Craft in the digital age
The New Materiality: Digital Dialogues at the Boundaries of Contemporary Craft at the Milwaukee Art Museum reflects the integration of technology into creative acts. Digitized pictures permeate the realm of craft where, traditionally, the making of things by hand has been most prized and the physicality of objects treasured.
Fo Wilson, an artist and assistant professor at the University of Wisconsin-Milwaukee, curated this exhibition of work by 16 artists. In this small but spacious show, the alluring video screen or digitally altered image is nearly ubiquitous and might mark a trend. As described in the exhibition’s introduction, the works on view “express a new kind of materiality that is not necessarily tangible.”
Many works go beyond the simply decorative or merely functional and comment on contemporary living. Sonya Clark’s pithy video, The Important Thing, references the old habit of tying a string around a finger in order to remember something. The camera focuses on a pair of hands. Carefully, deliberately, a ribbon is tied on — then another and another, faster and faster, around the same finger, in an apt metaphor for the overload of tasks, ideas, and obligations that saturate daily life.
A more abstract commentary on freedom and restraint comes in Shaun Bullens’ Anxious. Trained as a woodworker, Bullens adheres to the craft traditions of finely made objects with two beautifully constructed wooden stands. One supports a tall birdcage. The other is a table pierced through by a substantial tree branch. A small bird on a video screen inhabits each stand. The plucky little creature sits on a perch, but only in the video nestled in the tree does it fly away, and then come back. Its actions are not curtailed by the closed environment of the cage, and not even the digital frame can hold it.
Other works in the show bear weighty statements in more esoteric or obscure fashion. Cutaways in the top of Susan Working and E. G. Crichton’s deliberately lopsided Table reveal a video screen. Images of forests connect the finished table to its origins in nature. Donald Fortescue’s Under the Bridge evokes a sense of place with images of water filmed under the Sydney Harbor Bridge in his native Australia and the San Francisco Bay Bridge, in the city where he currently resides. The crafting of wood is incorporated through the mounted boxes housing the videos, but the projections of these specific waters are like deeply personal ciphers. They depend on interpretive text to illuminate the underlying significance.

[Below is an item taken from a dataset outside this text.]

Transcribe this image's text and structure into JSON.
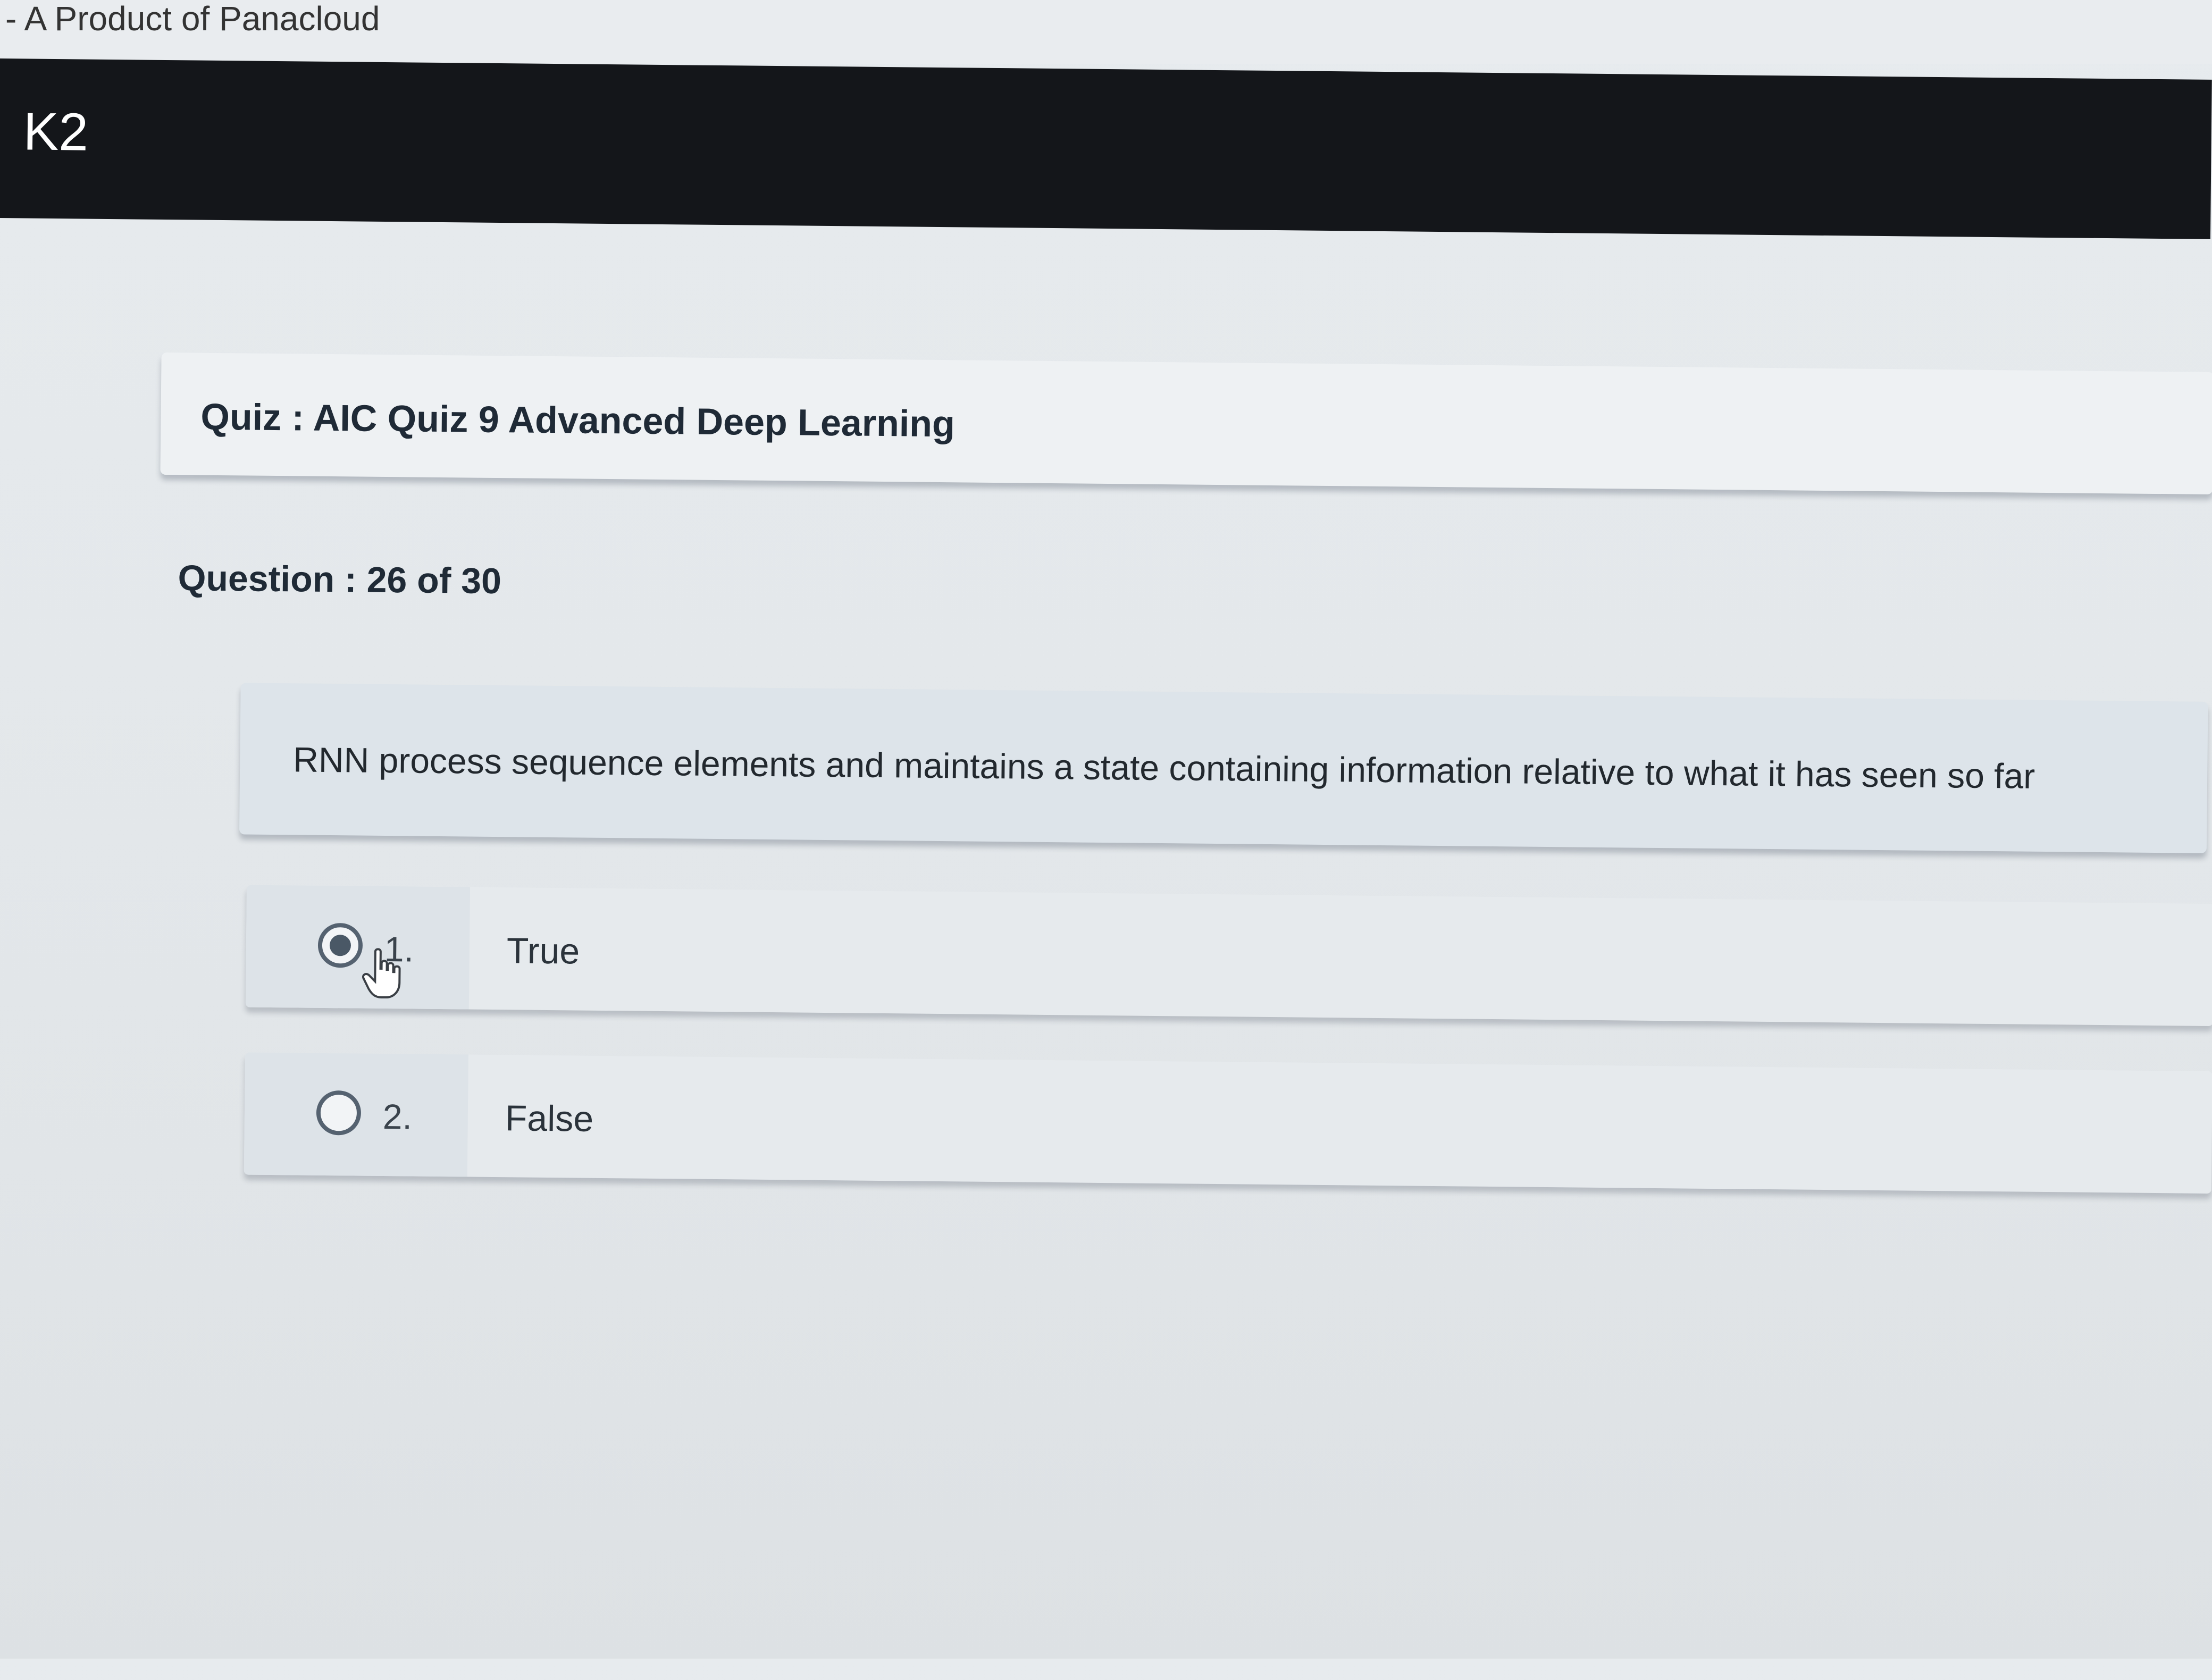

Tim Tate’s diminutive video screens under glass are fanciful oddities, like things from a cabinet of curiosities of the digital age. In Memories of Reading, Tate used similar forms in the construction of each small vitrine, of blown and cast glass with small monitors with visible wires and components. Each ruminates on a different aspect of the fate of the old-fashioned printed book in the face of technology. Burned But Not Forgotten shows immolating title pages of classic tomes by Voltaire, Mary Shelley, Mark Twain, and Shakespeare. This electronic lamentation is an ironic one; the device for mourning the demise is also the executioner.
The New Materiality: Digital Dialogues at the Boundaries of Contemporary Craft feels exploratory in its integration of digital media, with its fleeting nature and ultimate intangibility. This technology complicates the notion of craft as fundamentally analog and hand-wrought and winds us back to a defining question: Is art about the object or about the idea?
The New Materiality: Digital Dialogues at the Boundaries of Contemporary Craft continues at the Milwaukee Art Museum through June 12, 2011. The show is organized by the Fuller Craft Museum, of Brockton, Mass., and is organized at the Milwaukee Art Museum by the Chipstone Foundation.
Lead image on A&C cover: Donald Fortesque and Lawrence LaBiance, Sounding, 2008. Courtesy of the artist. Image Courtesy of the Fuller Craft Museum.